Project description:The function of metabolic state in stemness is poorly understood. Mouse embryonic stem cells (ESC) and epiblast stem cells (EpiSC) are at distinct pluripotent states representing the inner cell mass (ICM) and epiblast embryos. Human embryonic stem cells (hESC) are similar to EpiSC stage. We now show a dramatic metabolic difference between these two stages. EpiSC/hESC are highly glycolytic, while ESC are bivalent in their energy production, dynamically switching from glycolysis to mitochondrial respiration on demand. Despite having a more developed and expanding mitochondrial content, EpiSC/hESC have low mitochondrial respiratory capacity due to low cytochrome c oxidase (COX) expression. Similarly, in vivo epiblasts suppress COX levels. These data reveal EpiSC/hESC functional similarity to the glycolytic phenotype in cancer (Warburg effect). We further show that hypoxia-inducible factor 1? (HIF1?) is sufficient to drive ESC to a glycolytic Activin/Nodal-dependent EpiSC-like stage. This metabolic switch during early stem-cell development may be deterministic.

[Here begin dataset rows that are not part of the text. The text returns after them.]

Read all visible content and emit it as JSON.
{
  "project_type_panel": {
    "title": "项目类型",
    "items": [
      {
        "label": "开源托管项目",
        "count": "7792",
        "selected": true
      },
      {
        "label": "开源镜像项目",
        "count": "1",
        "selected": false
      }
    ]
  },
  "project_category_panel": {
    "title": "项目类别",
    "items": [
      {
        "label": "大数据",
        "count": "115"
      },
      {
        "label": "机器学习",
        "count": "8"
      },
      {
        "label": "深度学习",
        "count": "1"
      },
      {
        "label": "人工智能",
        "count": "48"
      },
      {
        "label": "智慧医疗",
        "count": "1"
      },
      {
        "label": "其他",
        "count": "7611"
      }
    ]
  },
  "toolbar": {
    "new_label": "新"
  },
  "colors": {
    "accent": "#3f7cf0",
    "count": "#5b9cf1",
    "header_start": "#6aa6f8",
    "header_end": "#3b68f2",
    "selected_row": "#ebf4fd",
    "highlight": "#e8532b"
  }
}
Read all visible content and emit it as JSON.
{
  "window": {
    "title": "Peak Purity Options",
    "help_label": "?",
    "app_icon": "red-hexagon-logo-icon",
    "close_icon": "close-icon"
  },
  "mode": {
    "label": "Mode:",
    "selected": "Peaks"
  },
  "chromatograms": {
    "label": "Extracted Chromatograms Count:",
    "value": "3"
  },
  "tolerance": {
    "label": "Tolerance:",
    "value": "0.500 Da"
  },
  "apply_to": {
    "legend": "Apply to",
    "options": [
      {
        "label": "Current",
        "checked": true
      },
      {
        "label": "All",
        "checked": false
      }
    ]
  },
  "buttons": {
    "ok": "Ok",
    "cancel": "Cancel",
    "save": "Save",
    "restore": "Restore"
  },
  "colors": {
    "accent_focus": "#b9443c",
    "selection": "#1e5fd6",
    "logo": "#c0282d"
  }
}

Project description:During gastrulation, epiblast cells are pluripotent and their fate is thought to be constrained principally by their position. Cell fate is progressively restricted by localised signalling cues from areas including the primitive streak. However, it is unknown whether this restriction accompanies, at the individual cell level, a reduction in potency. Investigation of these early transition events in vitro is possible via the use of epiblast stem cells (EpiSCs), self-renewing pluripotent cell lines equivalent to the postimplantation epiblast. Strikingly, mouse EpiSCs express gastrulation stage regional markers in self-renewing conditions. Here, we examined the differentiation potential of cells expressing such lineage markers. We show that undifferentiated EpiSC cultures contain a major subfraction of cells with reversible early primitive streak characteristics, which is mutually exclusive to a neural-like fraction. Using in vitro differentiation assays and embryo grafting we demonstrate that primitive streak-like EpiSCs are biased towards mesoderm and endoderm fates while retaining pluripotency. The acquisition of primitive streak characteristics by self-renewing EpiSCs is mediated by endogenous Wnt signalling. Elevation of Wnt activity promotes restriction towards primitive streak-associated lineages with mesendodermal and neuromesodermal characteristics. Collectively, our data suggest that EpiSC pluripotency encompasses a range of reversible lineage-biased states reflecting the birth of pioneer lineage precursors from a pool of uncommitted EpiSCs similar to the earliest cell fate restriction events taking place in the gastrula stage epiblast.